First is the kickstand. Although it's rubberized, which means that the Switch doesn't slide around, it only supports the console at a single height. If your tray table is a little closer to you, then there's no ability to prop the console up so that it's facing you more directly, and instead, you'll be stuck with the screen pointing at your chest rather than your face.
Second is the Nintendo Switch charging port, which is inaccessible when you use it in tabletop mode. During a recent train journey, this meant that although we were in the perfect situation to use tabletop mode, we ended up using the console as a handheld to charge it up.
Finally, the Nintendo Switch screen is just a little too small for multiplayer gaming for more than two players. Four-player Mario Kart is almost impossible due to the size and resolution of the display (we found ourselves putting our faces inches from the console to be able to make out distant details).
Overall, tabletop mode on the Switch feels better suited to short periods of use, which is a shame when it feels like it should be the de facto way to use the Nintendo Switch over long periods.
Nintendo Switch: set-up
- Set-up is simple enough
- Console needs to be told whether Joy-Cons are being used together or separately
Setting up a brand new Nintendo Switch is refreshingly simple; you'll be pleased to learn. If you're using the device as a handheld, attach the Joy-Cons, press the power button, and... er... that's it.
If you want to play Nintendo Switch games on your TV, you need to plug the dock into the TV via HDMI, then hook it up to some power via the included USB Type-C power lead. The console then easily slips into the dock.
Pairing the controllers is a little more complicated than with other devices because of the fact that they can either be paired or used separately. The way you tell the Switch which controllers you're using is to press both the L and R shoulder buttons in whichever configuration you've opted for. So if you're using the Joy-Cons individually, you press the buttons on the Joy-Con straps to indicate this is the case.
On the software side, the console asks for the standard combination of Wi-Fi details and user account set-up info. These details are a doddle to input on the console's touchscreen – the keyboard isn't quite as good as a phone's, but it's much better than a typical console experience. Afterwards, games can be played off a cartridge or the Nintendo Switch's internal memory.
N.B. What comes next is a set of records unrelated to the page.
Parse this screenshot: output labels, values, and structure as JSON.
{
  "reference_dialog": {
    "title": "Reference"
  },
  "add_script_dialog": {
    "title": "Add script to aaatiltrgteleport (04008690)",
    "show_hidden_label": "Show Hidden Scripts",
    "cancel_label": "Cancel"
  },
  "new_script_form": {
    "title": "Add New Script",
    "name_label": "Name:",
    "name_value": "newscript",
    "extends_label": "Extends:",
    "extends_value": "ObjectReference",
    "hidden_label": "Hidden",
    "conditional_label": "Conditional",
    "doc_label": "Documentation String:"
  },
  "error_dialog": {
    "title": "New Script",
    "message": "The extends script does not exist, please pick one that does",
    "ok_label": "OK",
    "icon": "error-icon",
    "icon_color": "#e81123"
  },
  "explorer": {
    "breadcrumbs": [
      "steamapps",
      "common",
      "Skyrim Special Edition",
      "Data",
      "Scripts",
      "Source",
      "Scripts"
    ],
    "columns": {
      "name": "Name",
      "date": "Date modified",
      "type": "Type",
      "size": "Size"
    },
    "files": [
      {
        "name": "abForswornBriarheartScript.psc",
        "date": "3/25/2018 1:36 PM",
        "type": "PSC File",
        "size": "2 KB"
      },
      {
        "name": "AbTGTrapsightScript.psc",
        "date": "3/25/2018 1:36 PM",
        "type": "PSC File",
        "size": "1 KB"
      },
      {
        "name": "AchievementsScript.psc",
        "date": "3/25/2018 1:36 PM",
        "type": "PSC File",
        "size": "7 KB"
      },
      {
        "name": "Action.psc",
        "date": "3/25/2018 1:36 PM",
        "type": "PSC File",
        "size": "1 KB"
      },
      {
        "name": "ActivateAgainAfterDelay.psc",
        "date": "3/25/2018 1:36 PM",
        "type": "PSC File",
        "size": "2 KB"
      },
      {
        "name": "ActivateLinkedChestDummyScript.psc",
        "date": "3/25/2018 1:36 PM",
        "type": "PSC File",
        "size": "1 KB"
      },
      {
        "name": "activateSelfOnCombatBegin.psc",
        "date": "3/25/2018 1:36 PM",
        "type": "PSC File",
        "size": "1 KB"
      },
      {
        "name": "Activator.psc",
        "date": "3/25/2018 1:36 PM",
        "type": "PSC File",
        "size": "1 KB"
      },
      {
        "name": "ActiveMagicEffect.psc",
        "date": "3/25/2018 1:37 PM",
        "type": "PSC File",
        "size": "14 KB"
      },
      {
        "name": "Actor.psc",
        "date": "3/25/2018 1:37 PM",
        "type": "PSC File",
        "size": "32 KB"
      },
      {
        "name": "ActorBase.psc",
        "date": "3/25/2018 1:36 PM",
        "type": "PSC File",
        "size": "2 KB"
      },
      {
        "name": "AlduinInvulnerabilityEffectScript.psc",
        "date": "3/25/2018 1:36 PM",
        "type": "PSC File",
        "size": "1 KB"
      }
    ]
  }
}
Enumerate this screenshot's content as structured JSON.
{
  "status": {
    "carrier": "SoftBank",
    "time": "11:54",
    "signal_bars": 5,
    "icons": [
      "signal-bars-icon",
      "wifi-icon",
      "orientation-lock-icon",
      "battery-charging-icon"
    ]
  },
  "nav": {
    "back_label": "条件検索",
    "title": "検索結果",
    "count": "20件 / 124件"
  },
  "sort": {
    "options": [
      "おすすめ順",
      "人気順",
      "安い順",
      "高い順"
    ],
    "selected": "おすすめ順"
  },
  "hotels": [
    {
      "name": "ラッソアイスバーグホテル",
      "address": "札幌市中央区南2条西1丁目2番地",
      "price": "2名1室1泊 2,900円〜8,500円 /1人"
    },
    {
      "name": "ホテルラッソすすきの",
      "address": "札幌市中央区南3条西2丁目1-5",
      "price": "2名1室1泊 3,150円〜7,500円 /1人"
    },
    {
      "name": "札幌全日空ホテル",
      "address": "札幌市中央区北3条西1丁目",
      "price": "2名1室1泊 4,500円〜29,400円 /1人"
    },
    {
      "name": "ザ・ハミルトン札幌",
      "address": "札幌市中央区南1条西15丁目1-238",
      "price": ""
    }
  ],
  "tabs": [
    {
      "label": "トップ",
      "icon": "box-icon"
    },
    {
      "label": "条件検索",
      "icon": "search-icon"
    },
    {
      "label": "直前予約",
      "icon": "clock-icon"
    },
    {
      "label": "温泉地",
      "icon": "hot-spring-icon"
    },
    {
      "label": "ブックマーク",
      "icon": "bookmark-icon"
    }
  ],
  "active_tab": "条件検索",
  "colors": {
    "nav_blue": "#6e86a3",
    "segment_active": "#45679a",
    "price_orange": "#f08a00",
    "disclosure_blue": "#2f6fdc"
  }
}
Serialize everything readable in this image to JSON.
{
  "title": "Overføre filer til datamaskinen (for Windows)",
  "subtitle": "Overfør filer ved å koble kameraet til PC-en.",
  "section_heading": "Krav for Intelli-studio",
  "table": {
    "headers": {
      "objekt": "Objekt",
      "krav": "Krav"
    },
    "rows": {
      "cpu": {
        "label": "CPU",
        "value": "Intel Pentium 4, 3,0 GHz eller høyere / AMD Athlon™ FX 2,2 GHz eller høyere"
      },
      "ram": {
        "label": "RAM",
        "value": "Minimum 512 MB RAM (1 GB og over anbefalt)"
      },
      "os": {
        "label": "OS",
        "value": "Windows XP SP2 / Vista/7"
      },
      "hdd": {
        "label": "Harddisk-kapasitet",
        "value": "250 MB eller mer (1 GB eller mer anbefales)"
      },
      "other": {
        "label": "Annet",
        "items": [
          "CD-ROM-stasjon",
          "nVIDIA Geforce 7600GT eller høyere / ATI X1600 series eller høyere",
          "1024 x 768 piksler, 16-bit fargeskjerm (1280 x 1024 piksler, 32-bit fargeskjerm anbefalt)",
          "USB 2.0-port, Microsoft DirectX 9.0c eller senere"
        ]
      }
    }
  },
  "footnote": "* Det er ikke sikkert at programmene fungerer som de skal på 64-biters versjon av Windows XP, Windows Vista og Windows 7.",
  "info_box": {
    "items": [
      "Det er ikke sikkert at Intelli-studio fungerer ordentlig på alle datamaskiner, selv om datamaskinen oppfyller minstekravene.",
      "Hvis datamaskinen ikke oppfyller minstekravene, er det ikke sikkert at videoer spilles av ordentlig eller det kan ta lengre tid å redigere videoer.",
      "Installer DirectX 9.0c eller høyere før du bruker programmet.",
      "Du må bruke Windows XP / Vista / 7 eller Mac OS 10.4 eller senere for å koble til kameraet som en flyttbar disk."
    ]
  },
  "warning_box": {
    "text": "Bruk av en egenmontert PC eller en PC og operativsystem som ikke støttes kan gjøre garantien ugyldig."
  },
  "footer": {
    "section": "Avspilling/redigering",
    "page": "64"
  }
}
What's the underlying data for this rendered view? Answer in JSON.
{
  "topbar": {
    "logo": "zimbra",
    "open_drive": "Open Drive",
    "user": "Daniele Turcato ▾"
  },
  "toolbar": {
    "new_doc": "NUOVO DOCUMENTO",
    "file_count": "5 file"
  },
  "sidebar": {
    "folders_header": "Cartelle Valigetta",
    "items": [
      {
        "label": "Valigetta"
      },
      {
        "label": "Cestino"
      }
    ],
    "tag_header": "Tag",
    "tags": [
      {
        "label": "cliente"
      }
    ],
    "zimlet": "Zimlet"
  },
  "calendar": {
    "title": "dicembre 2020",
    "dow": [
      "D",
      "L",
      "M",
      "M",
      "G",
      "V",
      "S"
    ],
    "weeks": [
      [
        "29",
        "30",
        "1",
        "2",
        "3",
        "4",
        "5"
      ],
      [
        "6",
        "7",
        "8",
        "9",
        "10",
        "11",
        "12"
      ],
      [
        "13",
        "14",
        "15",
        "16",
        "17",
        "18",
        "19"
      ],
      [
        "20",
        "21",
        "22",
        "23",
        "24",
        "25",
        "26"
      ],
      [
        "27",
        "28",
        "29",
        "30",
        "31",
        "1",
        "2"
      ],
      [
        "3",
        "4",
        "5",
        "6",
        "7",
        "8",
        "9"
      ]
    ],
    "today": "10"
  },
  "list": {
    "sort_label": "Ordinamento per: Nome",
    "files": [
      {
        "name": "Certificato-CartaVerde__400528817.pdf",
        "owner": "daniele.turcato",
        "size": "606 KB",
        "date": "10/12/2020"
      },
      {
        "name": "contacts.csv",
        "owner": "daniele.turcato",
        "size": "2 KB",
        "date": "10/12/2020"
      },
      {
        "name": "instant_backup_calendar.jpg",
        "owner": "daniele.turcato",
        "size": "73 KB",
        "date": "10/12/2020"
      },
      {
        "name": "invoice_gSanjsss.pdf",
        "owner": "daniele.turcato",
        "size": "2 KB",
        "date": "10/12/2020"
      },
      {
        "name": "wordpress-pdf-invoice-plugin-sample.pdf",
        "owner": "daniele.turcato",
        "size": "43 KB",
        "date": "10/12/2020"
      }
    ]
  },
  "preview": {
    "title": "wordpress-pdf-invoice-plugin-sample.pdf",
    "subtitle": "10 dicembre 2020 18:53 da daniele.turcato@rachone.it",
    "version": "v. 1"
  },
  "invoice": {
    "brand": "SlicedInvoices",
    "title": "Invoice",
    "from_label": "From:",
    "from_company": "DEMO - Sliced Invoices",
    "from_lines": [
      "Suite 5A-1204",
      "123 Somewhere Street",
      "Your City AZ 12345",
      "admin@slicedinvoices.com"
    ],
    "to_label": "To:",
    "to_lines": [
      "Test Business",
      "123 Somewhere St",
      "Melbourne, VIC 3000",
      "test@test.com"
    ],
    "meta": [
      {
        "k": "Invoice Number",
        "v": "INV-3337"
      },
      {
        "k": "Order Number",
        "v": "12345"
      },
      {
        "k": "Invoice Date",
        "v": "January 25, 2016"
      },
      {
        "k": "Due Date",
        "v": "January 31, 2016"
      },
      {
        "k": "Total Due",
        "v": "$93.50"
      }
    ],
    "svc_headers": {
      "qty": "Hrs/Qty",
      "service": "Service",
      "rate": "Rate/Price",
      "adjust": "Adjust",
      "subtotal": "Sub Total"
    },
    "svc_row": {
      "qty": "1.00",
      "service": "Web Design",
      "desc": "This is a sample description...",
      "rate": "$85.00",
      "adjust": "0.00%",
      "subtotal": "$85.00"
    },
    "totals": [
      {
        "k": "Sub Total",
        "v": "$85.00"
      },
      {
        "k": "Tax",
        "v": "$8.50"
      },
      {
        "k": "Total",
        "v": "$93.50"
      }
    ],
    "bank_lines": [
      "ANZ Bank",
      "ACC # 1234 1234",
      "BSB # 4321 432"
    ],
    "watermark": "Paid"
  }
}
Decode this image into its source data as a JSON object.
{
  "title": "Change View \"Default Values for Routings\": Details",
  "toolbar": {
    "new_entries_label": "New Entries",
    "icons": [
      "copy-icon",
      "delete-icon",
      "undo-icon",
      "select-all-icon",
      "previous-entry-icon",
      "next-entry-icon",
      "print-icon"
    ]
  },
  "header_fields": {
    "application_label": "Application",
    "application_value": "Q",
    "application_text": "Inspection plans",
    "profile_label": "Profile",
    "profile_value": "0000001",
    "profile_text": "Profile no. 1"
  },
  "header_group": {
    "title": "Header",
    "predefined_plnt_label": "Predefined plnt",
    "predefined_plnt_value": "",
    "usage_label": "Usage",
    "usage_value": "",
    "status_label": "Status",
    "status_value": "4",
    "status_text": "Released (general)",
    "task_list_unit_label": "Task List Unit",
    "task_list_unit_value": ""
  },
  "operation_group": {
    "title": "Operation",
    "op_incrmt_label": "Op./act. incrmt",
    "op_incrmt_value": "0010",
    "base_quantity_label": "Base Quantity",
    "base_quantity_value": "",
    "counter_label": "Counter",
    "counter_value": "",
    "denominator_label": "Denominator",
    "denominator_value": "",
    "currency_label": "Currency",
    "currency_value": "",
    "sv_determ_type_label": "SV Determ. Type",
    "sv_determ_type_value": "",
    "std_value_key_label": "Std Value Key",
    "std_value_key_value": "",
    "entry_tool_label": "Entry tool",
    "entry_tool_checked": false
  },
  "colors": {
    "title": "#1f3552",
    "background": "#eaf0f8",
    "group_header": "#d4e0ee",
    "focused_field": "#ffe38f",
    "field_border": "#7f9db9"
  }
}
Nintendo Switch: recent updates
Nintendo’s continued building upon the Switch since the Lite's launch. Alongside the launch of the Nintendo Switch Lite and Nintendo Switch OLED, it's also seen continued system updates.
Between reminding us to use our Nintendo Switch reward points and adding Nintendo Switch software folders to better organize our library of games, a Nintendo Switch Online achievements system also went live. Elsewhere, you can now add friends through the Nintendo Switch Online companion app, available on iOS and Android mobiles. It means adding friends is easier than ever on Nintendo Switch.
There’s no end of upcoming games to look forward to, but if you’re after the older classics, fear not. Thanks to the Nintendo Switch Online subscription service, there’s a continually growing library of NES and SNES games to play. If you’ve opted for the Expansion Pack, there’s Sega Genesis/Mega Drive and more N64 games are coming. We'd say keep your Nintendo Switch Online subscription for now.
Jon Porter is the ex-Home Technology Writer for TechRadar. He has also previously written for Practical Photoshop, Trusted Reviews, Inside Higher Ed, Al Bawaba, Gizmodo UK, Genetic Literacy Project, Via Satellite, Real Homes and Plant Services Magazine, and you can now find him writing for The Verge.